Let's look at the other facts: Lincoln was shot in Washington D.C. while Kennedy was shot in Texas. One was shot in a theatre while the other in a car. Lincoln was 6'4 and Kennedy was 6'0. Two of three people with birthdays was a girl and one was a guy. But looking for patterns in a data set isn't always bad. Let's look at examples of how this could or couldn't work. First, You go outside and see leaves that have fallen out of the tree and they've sort of formed a pattern that looks to be a Z. Second, you notice that 18th and O has had 4 car accidents in the last two weeks.

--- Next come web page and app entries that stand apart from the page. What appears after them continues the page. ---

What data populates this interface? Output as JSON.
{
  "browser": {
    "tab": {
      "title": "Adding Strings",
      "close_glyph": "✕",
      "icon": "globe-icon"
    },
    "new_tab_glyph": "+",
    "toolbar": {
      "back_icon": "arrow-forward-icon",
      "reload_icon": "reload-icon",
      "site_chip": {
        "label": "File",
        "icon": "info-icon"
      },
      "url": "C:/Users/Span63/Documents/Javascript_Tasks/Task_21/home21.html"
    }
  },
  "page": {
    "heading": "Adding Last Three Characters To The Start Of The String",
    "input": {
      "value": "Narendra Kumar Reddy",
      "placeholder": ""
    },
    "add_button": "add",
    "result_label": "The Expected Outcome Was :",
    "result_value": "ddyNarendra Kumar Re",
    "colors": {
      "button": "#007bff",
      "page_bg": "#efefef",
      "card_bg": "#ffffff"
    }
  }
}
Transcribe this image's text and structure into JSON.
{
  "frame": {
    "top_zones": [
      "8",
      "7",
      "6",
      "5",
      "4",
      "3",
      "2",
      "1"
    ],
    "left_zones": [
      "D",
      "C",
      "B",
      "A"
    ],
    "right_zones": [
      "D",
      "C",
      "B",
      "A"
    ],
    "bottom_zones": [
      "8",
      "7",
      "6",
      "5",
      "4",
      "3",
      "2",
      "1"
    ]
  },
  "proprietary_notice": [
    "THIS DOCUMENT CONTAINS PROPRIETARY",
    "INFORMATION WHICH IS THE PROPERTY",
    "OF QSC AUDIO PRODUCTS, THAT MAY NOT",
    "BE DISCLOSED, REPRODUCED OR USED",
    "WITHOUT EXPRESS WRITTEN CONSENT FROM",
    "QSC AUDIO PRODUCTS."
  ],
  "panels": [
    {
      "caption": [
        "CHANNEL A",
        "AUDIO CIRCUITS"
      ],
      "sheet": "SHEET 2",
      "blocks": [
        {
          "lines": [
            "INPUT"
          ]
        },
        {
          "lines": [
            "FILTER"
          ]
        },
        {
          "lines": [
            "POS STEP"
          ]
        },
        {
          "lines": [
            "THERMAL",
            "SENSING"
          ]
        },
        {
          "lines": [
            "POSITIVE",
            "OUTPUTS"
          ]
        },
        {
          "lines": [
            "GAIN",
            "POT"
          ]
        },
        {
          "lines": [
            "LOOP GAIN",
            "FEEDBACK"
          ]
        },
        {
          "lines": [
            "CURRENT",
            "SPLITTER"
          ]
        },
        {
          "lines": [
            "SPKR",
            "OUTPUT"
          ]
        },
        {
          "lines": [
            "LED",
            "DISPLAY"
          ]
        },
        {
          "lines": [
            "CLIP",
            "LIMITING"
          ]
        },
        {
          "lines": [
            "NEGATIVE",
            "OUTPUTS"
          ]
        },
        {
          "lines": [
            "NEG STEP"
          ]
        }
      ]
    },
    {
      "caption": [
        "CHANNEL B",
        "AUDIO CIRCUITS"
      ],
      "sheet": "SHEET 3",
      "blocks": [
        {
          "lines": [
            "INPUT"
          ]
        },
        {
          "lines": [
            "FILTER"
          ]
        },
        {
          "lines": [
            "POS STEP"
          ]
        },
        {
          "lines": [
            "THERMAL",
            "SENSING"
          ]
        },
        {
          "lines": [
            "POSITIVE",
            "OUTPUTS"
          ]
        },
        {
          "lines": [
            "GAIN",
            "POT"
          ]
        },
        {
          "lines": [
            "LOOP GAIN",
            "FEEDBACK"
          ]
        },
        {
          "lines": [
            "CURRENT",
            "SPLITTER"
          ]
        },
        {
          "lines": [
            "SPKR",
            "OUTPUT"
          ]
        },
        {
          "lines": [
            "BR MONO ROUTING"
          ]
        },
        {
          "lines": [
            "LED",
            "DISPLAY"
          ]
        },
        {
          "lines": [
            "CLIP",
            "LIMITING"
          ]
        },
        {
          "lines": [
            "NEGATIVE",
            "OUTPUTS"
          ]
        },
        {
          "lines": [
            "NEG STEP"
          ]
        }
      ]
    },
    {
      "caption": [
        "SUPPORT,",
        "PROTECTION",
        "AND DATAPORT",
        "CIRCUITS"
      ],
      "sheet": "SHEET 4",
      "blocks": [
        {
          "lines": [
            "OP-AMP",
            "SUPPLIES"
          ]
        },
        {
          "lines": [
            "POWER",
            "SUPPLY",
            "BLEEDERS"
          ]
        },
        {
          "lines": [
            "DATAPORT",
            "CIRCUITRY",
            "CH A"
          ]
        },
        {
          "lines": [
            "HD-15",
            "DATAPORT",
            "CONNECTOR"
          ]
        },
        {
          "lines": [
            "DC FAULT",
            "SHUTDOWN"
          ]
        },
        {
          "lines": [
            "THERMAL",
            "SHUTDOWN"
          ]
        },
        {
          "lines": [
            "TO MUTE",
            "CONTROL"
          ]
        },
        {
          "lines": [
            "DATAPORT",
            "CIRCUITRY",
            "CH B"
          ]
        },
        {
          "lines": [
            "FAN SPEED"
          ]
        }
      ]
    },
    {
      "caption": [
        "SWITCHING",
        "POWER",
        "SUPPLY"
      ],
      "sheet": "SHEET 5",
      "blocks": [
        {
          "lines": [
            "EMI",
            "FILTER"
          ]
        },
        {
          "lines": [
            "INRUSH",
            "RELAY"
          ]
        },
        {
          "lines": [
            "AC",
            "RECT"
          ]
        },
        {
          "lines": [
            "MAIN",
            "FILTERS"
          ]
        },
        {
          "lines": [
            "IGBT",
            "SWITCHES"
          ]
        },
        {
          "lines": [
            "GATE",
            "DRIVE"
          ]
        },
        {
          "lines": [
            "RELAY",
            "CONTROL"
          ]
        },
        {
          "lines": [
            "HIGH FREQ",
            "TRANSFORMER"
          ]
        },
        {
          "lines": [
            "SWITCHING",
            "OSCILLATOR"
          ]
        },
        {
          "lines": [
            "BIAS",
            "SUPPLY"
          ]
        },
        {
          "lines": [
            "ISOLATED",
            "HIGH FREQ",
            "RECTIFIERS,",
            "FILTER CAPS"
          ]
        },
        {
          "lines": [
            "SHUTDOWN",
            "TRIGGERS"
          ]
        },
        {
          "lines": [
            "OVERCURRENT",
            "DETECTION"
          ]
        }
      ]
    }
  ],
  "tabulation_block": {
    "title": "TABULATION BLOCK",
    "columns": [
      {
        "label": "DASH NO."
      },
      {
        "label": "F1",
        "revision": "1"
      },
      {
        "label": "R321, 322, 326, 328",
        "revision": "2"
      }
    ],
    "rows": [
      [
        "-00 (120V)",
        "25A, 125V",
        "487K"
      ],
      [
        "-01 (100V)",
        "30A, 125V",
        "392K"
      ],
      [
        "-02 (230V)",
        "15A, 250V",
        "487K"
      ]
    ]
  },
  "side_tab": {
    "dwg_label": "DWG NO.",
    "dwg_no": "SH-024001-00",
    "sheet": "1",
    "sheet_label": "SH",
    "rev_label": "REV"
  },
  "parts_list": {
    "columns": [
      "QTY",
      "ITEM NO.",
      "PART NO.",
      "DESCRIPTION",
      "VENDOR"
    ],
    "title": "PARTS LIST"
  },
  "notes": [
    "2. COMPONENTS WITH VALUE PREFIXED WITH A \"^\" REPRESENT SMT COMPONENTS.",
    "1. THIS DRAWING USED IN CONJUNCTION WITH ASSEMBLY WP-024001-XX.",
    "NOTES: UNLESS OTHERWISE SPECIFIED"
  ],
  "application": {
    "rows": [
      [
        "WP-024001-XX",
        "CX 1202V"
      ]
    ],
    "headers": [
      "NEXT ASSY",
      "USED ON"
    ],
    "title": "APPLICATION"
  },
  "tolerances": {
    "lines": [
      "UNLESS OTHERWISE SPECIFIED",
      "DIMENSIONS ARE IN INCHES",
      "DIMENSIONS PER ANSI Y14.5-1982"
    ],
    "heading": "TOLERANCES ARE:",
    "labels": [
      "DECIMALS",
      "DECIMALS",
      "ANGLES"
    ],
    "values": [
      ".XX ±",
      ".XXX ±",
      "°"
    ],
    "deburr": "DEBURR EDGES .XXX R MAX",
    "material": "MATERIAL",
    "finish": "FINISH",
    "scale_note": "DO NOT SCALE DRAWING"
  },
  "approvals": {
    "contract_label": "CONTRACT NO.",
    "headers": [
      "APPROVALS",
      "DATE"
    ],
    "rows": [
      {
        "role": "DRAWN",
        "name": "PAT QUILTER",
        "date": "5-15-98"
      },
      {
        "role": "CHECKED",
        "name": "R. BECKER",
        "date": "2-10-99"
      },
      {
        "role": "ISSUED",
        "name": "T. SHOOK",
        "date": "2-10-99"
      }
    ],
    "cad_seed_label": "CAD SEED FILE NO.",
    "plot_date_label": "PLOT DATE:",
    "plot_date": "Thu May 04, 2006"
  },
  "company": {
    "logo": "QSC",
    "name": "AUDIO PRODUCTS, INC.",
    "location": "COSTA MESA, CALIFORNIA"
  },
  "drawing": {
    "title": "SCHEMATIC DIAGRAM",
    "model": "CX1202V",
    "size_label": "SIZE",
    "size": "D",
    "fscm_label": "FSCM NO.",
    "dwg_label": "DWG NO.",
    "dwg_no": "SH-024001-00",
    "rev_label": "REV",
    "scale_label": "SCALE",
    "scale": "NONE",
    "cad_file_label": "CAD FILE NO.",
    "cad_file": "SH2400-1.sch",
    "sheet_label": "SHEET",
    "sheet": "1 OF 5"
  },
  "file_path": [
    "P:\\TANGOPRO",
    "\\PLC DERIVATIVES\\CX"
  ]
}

Which data set would be used to support a theory or argument? Obviously, the leaves, while interesting holds no value. It could be the wind, it could be the size of the leaves. There are a lot of variables. But 4 car accidents on one street? In the city of Lincoln where nothing ever really happens? This could be used in an argument as long as the facts back it up. Maybe there is a giant pothole where each car drove into. Maybe there's something else wrong with the street or street light. So all in all while it's easy to look at the similar patterns but it's also as easy to look at the dissimilar patterns.

1 comment:

  1. The Texas Sharpshooter fallacy appeals to me the most because analyzing data is something that I find extremely fascinating. A documentary that opened my eyes to the importance of data analytics is the movie Freakanomics. By closely studying data, a pair of a mathematicians debunk common myths just by looking at numbers the right way. They prove the reason for the massive drop in crime in New York City, commonly credited to Mayor Rudy Giuliani getting tough on crime, was actually because of the passing of Roe v. Wade. Parents expecting unwanted children were simply not giving birth, hence resulting in a lack of criminals 20-30 years later. That is just one of many examples of how analyzing data in the right aspect can prove some unexpected results.
    However, after reading about the Texas Sharpshooter fallacy it is a little scary to wonder just many misleading statistics there are out there. An example common misleading statistic, one that I vividly remember hearing as a kid, is the 'myth' that power lines cause cancer in children. A study done in Sweden surveyed everyone living within 300 meters of power lines over a 25 year period. "The study found that the incidence of childhood leukemia was four times higher among those that lived closest to the power lines, and it spurred calls to action by the Swedish government. The problem with the conclusion, however, was that the number of potential ailments, i.e. over 800, was so large that it created a high probability that at least one ailment would exhibit the appearance of a statistically significant difference by chance alone."
    So that example of data being analyzed in incorrect lights is a little concerning. It makes me wonder just how many misleading conclusions there are out there, including all of the conclusions presented in the documentary Freakanomics.